Memory is then covered as it is a helpful topic to assist students with their own progress with note taking, independent work and revision.

Biopsychology is taught at this part of the year as it builds on some of the biological elements covered in previous topics such as Approaches, Memory and Attachment.

 

Psychopathology is covered at this point of Year 12 as it is a fun and straightforward topic which can be covered at a faster pace if needed. This topic is also an excellent topic for applying the cognitive, behavioural and biological approaches covered at the start of the course in Approaches. The biological explanation of OCD works well with the parallel teaching of synaptic transmission in Biopsychology. 


 

Revision of key topics covered in Year 12 areas for consolidation. Students are encouraged to integrate their knowledge of the approaches and research methods throughout. Exam technique is emphasised.  

 

Year 13 sequence of lessons

Subject

Half Term 1 

Half Term 2 

Half Term 3 

Half Term 4 

Half Term 5

Half Term 6

 

History of Mental Illness 

&

Biological explanation of Child Development

Medical Model of Mental Illness

&

Alternatives to the Medical Model of Mental Illness

&

Cognitive explanation of Child Development

Biological explanation of Crime

&

Social explanation of Child Development

Cognitive explanation of Crime 

&

Social explanation of Crime

Revision

Revision

Why we sequence the scheme of work this way

Students apply their knowledge from Year 12 of the Biological Area, research methods and debates to understand how children develop in terms of intelligence and risk taking behaviours in teenagers. The History of mental Illness is a new topic in year 13 and introduces mental illness. Students learn underlying content that they will build on during half term 2 including: understanding abnormality and categorising OCD, depression and schizophrenia. They are introduced to questions such as ‘how valid and reliable are we at diagnosing mental illness’

In this part of mental illness students apply the areas and debates learned in Year 12 to understand the explanations and treatments of mental illness. They start by considering the biological area and the ‘medical model’ and then compare this to behaviourist, humanist and cognitive approaches in the ‘alternatives’ module. 

 

In Child Development, students apply principles from the cognitive area covered in Year 12 to understand how children learn and how we develop perception.

 

 

In the last topic of child development, students understand how social influences impact on child development, specifically focussing on attachment and the impact of children’s adverts on development. 

 

We move on from mental illness to crime at this point in the year. The structure of this module is very similar to that from child development. 

 

We start this topic by looking at whether or not we can explain criminal behaviour through biological differences, for example genetics and brain abnormalities. 
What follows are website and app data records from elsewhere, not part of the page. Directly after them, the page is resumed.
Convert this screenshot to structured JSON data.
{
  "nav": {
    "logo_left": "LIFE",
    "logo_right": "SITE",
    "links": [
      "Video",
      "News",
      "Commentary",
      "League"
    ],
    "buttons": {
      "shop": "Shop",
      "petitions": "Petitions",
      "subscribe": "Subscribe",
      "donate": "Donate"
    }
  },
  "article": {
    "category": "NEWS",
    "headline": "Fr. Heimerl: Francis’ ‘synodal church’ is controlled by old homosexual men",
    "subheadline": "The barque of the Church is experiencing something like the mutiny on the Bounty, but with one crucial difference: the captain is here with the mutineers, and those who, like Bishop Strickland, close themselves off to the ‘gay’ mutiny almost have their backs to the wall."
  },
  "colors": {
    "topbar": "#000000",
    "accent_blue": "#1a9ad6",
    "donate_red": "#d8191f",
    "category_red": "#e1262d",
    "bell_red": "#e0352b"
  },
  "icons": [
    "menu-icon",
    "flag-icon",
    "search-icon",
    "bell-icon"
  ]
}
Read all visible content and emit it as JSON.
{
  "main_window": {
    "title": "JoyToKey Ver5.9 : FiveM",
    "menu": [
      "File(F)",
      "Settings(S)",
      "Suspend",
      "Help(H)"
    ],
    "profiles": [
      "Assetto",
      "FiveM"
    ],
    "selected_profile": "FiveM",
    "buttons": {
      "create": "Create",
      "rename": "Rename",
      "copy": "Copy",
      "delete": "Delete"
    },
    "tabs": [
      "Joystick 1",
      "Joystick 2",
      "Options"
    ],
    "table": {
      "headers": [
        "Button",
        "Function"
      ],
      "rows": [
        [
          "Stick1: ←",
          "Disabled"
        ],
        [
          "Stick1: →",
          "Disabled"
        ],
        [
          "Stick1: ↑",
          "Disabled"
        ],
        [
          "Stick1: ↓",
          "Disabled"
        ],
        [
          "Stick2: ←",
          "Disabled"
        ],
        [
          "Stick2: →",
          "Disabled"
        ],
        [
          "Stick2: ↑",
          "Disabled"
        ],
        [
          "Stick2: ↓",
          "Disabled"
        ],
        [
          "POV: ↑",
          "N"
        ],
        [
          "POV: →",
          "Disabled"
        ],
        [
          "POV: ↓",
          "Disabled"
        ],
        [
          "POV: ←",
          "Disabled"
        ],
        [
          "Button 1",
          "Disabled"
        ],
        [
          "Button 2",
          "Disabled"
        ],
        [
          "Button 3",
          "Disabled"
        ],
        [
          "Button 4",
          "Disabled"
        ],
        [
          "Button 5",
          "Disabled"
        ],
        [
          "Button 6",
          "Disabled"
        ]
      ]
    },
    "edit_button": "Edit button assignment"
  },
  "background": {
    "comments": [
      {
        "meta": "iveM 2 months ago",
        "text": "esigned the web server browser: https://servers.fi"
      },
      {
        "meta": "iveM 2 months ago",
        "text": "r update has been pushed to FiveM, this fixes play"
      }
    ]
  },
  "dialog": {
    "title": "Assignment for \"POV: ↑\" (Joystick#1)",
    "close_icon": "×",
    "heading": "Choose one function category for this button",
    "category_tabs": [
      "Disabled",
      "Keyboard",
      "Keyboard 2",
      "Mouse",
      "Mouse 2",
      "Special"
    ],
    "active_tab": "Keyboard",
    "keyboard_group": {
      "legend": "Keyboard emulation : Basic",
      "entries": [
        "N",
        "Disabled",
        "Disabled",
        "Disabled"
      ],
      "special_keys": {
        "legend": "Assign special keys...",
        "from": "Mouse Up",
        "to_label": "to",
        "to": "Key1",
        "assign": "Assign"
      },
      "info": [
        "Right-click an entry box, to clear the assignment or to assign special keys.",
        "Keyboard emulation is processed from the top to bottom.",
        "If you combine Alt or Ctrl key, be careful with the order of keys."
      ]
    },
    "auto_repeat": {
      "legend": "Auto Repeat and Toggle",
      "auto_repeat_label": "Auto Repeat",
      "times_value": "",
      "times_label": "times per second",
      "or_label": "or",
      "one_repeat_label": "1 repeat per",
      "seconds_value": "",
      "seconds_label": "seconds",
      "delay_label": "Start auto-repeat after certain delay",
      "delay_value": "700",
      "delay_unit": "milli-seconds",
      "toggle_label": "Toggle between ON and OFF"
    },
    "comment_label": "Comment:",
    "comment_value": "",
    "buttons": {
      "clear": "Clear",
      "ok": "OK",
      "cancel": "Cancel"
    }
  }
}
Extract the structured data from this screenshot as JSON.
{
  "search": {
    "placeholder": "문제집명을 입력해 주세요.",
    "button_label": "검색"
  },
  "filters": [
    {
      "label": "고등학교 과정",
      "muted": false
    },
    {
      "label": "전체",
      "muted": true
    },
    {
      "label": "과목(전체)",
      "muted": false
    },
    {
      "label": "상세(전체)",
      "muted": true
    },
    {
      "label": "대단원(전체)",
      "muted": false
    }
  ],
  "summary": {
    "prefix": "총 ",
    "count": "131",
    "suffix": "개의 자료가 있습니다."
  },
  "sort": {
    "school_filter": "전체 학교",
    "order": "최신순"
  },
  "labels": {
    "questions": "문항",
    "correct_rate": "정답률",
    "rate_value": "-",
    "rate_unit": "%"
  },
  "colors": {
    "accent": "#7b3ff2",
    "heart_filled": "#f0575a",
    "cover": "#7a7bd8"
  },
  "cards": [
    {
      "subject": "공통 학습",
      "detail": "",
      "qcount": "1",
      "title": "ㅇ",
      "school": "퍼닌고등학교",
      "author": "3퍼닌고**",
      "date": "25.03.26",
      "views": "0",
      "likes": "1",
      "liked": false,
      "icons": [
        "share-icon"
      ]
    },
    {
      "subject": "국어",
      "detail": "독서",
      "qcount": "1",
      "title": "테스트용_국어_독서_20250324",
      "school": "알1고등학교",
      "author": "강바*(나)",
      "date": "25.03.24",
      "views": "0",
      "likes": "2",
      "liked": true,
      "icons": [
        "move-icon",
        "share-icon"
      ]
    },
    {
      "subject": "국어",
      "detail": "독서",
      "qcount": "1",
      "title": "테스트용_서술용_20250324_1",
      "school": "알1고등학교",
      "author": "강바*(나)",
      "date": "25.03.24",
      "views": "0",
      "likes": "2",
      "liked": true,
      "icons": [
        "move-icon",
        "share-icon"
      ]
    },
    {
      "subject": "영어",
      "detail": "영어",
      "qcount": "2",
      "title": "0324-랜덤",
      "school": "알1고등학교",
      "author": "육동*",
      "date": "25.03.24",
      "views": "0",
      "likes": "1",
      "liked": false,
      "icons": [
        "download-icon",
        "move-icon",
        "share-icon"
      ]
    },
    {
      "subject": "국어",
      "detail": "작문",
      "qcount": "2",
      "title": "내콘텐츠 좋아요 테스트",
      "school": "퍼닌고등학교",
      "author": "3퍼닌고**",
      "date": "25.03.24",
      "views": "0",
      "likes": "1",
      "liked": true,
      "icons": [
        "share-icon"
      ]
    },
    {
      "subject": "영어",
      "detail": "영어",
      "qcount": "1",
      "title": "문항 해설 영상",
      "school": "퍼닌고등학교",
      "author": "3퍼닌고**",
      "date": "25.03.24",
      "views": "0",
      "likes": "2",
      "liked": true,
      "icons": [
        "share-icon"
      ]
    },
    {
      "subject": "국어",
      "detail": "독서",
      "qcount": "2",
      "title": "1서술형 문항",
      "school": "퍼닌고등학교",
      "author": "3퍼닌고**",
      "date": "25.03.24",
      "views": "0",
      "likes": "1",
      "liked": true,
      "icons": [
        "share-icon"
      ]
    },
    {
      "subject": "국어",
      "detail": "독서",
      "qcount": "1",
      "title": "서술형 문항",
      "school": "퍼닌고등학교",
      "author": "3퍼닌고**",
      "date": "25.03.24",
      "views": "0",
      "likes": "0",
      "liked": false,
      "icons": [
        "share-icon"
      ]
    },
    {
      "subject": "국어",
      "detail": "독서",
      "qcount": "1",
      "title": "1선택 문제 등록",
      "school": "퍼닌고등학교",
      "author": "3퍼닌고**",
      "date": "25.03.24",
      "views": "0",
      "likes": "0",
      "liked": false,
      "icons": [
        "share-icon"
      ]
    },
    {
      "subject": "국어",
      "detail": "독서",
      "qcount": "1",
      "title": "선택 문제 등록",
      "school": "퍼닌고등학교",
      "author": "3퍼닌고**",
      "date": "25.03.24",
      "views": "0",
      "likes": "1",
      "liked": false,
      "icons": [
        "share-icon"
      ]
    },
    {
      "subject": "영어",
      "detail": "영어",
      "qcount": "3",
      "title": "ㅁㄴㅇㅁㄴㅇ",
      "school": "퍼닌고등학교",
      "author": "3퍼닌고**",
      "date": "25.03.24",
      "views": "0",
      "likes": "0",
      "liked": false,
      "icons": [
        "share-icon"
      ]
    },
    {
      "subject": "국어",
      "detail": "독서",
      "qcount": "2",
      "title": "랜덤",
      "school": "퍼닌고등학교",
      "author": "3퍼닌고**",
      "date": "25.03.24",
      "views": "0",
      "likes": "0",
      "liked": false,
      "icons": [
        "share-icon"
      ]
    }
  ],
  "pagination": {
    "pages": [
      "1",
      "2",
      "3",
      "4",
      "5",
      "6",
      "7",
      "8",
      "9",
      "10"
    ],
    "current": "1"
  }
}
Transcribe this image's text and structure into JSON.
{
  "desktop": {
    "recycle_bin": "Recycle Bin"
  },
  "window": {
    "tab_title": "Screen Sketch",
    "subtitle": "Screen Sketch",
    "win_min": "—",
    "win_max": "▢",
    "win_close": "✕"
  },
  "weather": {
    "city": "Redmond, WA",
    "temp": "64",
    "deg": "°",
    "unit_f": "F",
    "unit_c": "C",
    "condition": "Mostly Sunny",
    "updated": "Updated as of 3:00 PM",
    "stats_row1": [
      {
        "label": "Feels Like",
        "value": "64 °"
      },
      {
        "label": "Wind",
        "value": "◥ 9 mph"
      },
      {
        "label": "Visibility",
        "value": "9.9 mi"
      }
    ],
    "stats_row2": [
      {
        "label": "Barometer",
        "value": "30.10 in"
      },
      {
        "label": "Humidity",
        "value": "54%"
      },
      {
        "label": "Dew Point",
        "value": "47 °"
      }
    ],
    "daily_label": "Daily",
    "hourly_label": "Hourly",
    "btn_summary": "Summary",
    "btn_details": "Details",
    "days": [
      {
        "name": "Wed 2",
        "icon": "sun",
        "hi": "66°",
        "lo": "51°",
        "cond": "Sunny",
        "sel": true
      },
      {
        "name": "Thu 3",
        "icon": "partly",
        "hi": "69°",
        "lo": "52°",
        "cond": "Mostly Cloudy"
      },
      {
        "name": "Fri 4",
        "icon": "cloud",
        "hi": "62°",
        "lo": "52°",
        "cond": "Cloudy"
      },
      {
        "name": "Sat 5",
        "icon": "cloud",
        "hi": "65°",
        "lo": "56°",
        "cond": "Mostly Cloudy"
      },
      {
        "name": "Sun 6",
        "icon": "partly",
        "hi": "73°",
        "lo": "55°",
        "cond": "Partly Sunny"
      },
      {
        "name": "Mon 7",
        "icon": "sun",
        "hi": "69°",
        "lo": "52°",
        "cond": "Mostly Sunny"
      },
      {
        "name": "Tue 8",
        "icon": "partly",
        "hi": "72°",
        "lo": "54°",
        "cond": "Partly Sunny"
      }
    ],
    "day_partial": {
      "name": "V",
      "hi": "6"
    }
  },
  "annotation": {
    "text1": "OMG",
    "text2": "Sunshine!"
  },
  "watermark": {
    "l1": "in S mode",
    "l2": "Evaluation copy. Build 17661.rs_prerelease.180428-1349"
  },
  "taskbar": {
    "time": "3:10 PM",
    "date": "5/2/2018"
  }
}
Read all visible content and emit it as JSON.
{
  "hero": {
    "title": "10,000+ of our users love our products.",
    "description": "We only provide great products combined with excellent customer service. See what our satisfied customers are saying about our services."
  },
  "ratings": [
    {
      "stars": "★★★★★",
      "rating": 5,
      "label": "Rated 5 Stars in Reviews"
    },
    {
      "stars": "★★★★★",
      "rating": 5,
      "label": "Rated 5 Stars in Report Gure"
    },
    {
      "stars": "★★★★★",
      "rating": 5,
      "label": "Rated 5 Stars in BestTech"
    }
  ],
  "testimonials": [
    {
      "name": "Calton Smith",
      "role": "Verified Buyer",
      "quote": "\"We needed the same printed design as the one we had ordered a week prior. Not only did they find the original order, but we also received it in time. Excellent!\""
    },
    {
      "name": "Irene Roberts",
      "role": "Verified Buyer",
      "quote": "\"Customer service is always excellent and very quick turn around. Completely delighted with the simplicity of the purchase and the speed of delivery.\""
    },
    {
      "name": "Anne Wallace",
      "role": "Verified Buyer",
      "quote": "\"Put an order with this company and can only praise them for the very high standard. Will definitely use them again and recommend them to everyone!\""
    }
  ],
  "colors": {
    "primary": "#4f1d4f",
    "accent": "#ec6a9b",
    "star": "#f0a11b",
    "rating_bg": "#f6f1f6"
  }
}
Students end the year furthering their understanding of crime. We apply the cognitive area learned in year 12 to understand how bias can impact decisions made in a courtroom, and to consider the best way to interview witnesses of crimes.

 

We consider social influence on crime. How does the appearance of an area impact on crime levels in that area? 

 

How does the situation of being in a prison change people’s behaviour; both as prisoners and guards?